WEEKLY SCRIPTURE READING
Torah Portion: Naso ("lift up!")
Shabbat: June 3, 2023 | Sivan 14, 5783
Torah: Num. 4:21-7:89
Prophets: Judges 13:2-25
New Covenant: Acts 21:17-26
TODAY’S PRAYER OF AGREEMENT
“The Lord bless you and keep you; The Lord make His face shine upon you, and be gracious to you; The Lord lift up His countenance upon you, and give you peace.” Numbers 6:24-26
Sin and Insanity... Further Thoughts on Parashat Naso
"Don't you know that a midnight hour comes when everyone has to take off his mask? Do you think life always lets itself be trifled with? Do you think you can sneak off a little before midnight to escape this?" - Soren Kierkegaard
From our Torah reading this week (i.e., parashat Naso) we read, "If any... goes astray and breaks faith..." (Num. 5:12). The sages comment that the Hebrew for "goes astray" (i.e., tisteh: תִשְׂטֶה) is written so it may also be read as "goes insane" (i.e., tishteh: תִשְׁטֶה), and concludes that sin is a form of insanity, that is, a denial of what is real, and therefore a state of delusion.
We are required, as a matter of our faith in the truth of Holy Scripture attested by the Holy Spirit, to believe that God is knowable (Rom. 1:19-20), that we are always in His presence (Prov. 15:3; Psalm 94:9; 139), that He is all-knowing or omniscient (Psalm 147:5), and that nothing can be hidden from Him (Isa. 40:28; Jer. 23:24; Heb. 4:13), but when we sin, we "break from" this reality and deny the divine Presence by a perverse act of self-exaltation.
Whenever we imagine that we are unseen by God or whenever we "forget" that we live, move, and have our being in His presence, we are denying reality. Our sin causes us lose sight of what's real: we forget who God is; we forget who we are; and we exile ourselves from the Source of life... Surely sin is a form of insanity, and therefore we have a moral and spiritual obligation to think clearly and to value truth.
As Rabbi Judah would say, "Contemplate three things, and you will not come to the hands of transgression: Know what is above from you: a seeing eye, a listening ear, and all your deeds being inscribed in a book" (Pirke Avot 2:1). Therefore "fear God and keep his commandments, because this is the whole duty of man.
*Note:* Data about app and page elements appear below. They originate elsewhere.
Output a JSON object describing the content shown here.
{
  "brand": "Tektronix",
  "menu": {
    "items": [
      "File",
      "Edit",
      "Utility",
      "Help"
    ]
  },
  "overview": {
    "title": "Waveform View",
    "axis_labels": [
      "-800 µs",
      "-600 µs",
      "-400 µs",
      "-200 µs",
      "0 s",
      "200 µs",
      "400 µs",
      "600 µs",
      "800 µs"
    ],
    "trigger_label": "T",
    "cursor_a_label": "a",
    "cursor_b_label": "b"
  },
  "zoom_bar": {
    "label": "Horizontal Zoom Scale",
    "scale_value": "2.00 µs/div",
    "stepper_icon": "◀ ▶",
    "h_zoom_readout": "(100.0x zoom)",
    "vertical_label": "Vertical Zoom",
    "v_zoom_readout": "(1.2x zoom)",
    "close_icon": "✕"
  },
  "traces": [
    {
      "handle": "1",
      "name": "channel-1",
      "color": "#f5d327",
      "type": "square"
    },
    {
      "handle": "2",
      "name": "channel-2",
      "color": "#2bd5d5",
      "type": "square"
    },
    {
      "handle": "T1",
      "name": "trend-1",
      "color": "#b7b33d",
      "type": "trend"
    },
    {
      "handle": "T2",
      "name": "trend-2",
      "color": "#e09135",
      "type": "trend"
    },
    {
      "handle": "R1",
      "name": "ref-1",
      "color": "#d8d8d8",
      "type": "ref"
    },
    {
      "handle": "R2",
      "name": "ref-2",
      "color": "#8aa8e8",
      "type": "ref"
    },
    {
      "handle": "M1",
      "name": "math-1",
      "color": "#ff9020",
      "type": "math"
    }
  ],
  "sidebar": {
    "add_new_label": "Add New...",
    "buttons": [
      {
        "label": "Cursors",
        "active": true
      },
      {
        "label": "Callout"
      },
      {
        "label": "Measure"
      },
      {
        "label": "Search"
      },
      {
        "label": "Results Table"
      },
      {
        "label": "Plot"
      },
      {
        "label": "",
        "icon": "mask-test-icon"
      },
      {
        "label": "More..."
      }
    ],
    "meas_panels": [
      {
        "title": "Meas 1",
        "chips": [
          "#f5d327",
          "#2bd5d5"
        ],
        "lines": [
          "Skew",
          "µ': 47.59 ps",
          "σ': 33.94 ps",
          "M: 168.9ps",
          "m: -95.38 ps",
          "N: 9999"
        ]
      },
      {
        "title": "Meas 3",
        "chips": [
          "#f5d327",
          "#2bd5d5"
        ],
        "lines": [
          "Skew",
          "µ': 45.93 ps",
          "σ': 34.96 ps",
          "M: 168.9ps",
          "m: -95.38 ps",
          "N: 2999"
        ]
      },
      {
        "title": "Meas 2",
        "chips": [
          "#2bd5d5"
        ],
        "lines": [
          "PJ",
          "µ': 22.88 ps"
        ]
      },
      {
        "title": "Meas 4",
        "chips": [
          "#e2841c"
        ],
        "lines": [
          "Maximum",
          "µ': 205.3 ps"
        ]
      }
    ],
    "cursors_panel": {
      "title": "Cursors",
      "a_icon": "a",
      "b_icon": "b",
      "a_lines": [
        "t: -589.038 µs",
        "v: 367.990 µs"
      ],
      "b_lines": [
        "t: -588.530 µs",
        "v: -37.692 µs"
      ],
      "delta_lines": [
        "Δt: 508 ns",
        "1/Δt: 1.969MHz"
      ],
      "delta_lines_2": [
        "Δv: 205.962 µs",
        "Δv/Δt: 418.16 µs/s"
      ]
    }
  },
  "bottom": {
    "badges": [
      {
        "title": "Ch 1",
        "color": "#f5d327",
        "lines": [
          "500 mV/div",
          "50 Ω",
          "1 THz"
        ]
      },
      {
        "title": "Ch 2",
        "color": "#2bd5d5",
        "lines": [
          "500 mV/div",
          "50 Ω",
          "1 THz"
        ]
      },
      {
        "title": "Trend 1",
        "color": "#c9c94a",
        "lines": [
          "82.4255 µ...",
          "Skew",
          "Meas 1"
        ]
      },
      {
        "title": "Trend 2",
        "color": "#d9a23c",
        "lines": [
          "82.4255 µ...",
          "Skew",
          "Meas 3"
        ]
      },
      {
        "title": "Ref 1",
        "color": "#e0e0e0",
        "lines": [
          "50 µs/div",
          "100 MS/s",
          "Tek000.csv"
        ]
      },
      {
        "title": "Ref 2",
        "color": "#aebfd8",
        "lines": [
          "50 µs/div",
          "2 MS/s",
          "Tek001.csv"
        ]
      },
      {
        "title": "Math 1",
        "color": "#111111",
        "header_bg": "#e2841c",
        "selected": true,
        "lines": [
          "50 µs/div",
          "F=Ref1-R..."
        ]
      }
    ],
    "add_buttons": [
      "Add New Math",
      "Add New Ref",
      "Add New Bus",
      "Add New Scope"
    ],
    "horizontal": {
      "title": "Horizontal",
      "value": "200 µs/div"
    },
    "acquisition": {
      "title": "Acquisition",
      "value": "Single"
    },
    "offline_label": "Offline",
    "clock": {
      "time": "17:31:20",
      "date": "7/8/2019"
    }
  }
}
For God will bring every deed into judgment, with every secret thing, whether good or evil" (Eccl. 12:13-14).
There is a story about how the Baal Shem Tov once hired a wagon driver to take him to a nearby village. On the way, the two men soon passed by a field laden with luscious produce. The driver stopped the wagon, turned to the Baal Shem Tov - whose identity he did not know - and said with a wicked grin, "I'm going to fetch us some good vegetables from that field now. You be on the lookout. Call out if you see anyone!
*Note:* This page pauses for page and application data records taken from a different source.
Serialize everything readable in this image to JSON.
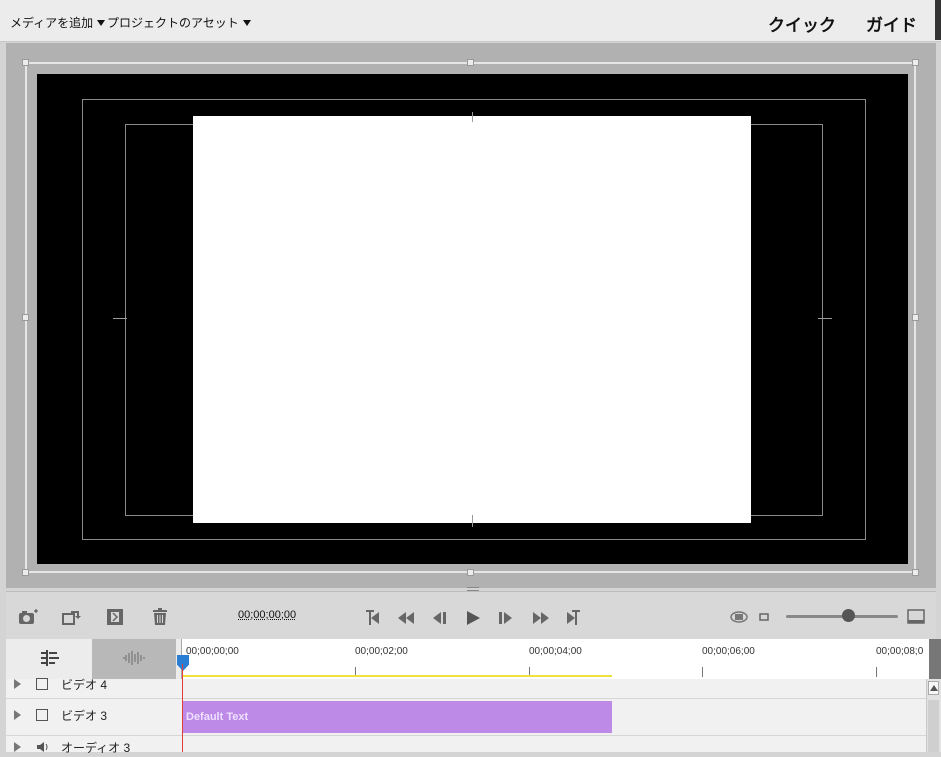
{
  "menus": {
    "add_media": "メディアを追加",
    "project_assets": "プロジェクトのアセット"
  },
  "modes": {
    "quick": "クイック",
    "guided": "ガイド"
  },
  "controls": {
    "timecode": "00;00;00;00"
  },
  "ruler": {
    "labels": [
      "00;00;00;00",
      "00;00;02;00",
      "00;00;04;00",
      "00;00;06;00",
      "00;00;08;0"
    ]
  },
  "tracks": [
    {
      "name": "ビデオ 4",
      "icon": "film-icon"
    },
    {
      "name": "ビデオ 3",
      "icon": "film-icon"
    },
    {
      "name": "オーディオ 3",
      "icon": "speaker-icon"
    }
  ],
  "clip": {
    "label": "Default Text",
    "color": "#bd8ae8"
  },
  "colors": {
    "playhead": "#e53c3c",
    "work_area": "#f0e040",
    "playhead_flag": "#2a7fd4"
  },
  "zoom": {
    "level": 0.55
  }
}
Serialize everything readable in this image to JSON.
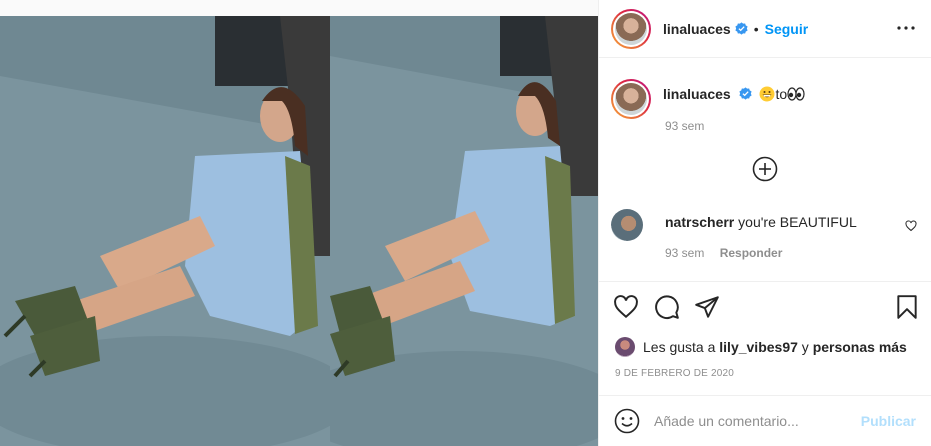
{
  "post": {
    "username": "linaluaces",
    "follow_label": "Seguir",
    "separator": "•",
    "more_label": "•••"
  },
  "caption": {
    "username": "linaluaces",
    "text": "to",
    "emojis": [
      "grinning-face-emoji",
      "eyes-emoji"
    ],
    "time": "93 sem"
  },
  "comment": {
    "username": "natrscherr",
    "text": "you're BEAUTIFUL",
    "time": "93 sem",
    "reply_label": "Responder"
  },
  "likes": {
    "prefix": "Les gusta a",
    "user": "lily_vibes97",
    "conjunction": "y",
    "others": "personas más"
  },
  "date": "9 DE FEBRERO DE 2020",
  "add_comment": {
    "placeholder": "Añade un comentario...",
    "publish_label": "Publicar"
  },
  "icons": {
    "heart": "heart-icon",
    "comment": "comment-icon",
    "share": "share-icon",
    "save": "bookmark-icon",
    "load_more": "plus-circle-icon",
    "emoji": "smiley-icon",
    "verified": "verified-badge-icon",
    "more": "more-options-icon"
  },
  "colors": {
    "link_blue": "#0095f6",
    "publish_disabled": "#b2dffc",
    "muted_text": "#8e8e8e",
    "verified": "#3897f0"
  }
}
Just as the driver bent down to pick some vegetables, the Baal Shem Tov screamed, "We're seen! We're seen!" The frightened man then ran back to the wagon and raced away. After traveling some distance he turned around and realized that no one was following them. "Why did you call out like that?" he chided the rabbi. "There was nobody watching." The Baal Shem Tov then pointed upward and said: "God was watching; God is always watching, as it's written: 'The eyes of the LORD are in every place, observing the evil and the good.' (Prov. 15:3)